We need to think about how to connect the dots, said Paul Newnham, director of the SDG2 Advocacy Hub. “One of the big challenges is the way that we do our advocacy is often very siloed… When you think about it, SDG2 covers everything from farmers’ livelihoods through to sustainable agriculture, food security, nutrition and biodiversity.” Furthermore, he said, “COVID-19 has shown us just how connected everything is”.
Along with the other speakers, Sandy Thomas, director of the Global Panel on Agriculture and Food Systems for Nutrition, noted that COVID had exposed the fragility of food systems. Nutritious foods are particularly vulnerable because of their highly perishable nature, while “outdated policies” across the food system even before the pandemic have acted as a “brake on progress”, she said.
To help improve healthy nutrition, Rose Ndulu Ndolo, senior nutrition programmes advisor at World Vision UK, talked of the need to scale up locally owned solutions. “It’s going beyond mobilising communities as beneficiaries [and] seeing them as central players in addressing malnutrition,” she said.
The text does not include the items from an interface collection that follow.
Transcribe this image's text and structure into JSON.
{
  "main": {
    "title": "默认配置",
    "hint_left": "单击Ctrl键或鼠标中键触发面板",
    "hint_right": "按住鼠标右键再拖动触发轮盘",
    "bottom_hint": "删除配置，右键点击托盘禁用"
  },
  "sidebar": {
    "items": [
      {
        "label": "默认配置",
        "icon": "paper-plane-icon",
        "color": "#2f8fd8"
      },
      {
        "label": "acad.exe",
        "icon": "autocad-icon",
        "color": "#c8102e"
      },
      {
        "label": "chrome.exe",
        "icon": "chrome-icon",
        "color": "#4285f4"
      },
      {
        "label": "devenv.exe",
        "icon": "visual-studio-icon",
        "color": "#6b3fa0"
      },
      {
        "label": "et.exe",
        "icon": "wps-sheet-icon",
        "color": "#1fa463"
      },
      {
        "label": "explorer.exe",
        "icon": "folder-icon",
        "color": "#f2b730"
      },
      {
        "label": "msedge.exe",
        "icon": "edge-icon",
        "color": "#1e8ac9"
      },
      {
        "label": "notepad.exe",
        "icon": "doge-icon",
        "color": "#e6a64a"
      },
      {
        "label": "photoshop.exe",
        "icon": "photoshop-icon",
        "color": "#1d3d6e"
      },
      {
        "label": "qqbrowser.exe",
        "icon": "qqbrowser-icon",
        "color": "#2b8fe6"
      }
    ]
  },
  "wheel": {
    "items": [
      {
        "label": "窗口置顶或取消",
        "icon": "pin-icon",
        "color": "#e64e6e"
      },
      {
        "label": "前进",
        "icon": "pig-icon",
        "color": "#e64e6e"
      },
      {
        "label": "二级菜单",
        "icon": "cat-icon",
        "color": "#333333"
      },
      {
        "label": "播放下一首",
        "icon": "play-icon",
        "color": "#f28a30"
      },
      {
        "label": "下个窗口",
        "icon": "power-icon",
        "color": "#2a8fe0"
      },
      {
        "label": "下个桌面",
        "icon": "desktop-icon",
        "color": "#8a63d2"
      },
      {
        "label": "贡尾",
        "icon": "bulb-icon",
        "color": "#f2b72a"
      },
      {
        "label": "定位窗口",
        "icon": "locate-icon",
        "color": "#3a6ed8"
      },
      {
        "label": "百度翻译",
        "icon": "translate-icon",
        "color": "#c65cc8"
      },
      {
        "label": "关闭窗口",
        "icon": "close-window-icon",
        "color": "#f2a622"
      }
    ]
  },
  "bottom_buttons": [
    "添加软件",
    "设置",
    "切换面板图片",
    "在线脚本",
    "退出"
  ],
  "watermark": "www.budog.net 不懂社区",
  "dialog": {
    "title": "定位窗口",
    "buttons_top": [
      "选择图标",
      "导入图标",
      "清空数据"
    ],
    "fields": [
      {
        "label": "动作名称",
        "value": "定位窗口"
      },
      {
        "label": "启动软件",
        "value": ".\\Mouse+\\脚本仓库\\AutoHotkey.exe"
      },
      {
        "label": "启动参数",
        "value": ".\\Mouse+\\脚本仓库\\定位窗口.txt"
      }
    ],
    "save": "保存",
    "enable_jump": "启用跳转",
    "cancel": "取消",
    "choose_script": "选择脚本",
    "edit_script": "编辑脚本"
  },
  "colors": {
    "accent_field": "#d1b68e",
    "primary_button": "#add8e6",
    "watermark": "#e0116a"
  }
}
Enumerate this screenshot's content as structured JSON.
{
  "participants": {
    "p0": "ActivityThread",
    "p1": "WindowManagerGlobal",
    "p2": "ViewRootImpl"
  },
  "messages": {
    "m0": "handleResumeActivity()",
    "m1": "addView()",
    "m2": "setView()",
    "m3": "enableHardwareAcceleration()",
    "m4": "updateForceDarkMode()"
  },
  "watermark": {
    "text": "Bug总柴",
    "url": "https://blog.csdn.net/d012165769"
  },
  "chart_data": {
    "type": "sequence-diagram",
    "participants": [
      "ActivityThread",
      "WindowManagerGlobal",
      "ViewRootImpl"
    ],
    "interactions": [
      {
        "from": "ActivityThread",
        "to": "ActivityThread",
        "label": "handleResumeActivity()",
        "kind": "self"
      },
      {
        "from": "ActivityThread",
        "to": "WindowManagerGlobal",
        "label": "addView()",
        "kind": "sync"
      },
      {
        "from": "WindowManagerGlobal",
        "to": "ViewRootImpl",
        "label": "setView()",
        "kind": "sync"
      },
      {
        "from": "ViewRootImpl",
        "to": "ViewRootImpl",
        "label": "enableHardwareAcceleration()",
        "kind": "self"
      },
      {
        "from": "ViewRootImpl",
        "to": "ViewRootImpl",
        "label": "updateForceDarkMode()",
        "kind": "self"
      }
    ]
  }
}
She also highlighted the need to focus on gender equity, supporting women as smallholder farmers and ensuring their active participation in agricultural decision-making.
High-impact approaches are essential, said the speakers. “We can’t continue anything like along the trajectory we were on even before the pandemic struck,” said Saul Morris, director of programme services at the Global Alliance for Improved Nutrition. “It’s going to take a massive positive shock in the opposite direction to get the world’s poor consuming nutritious foods regularly by 2030.”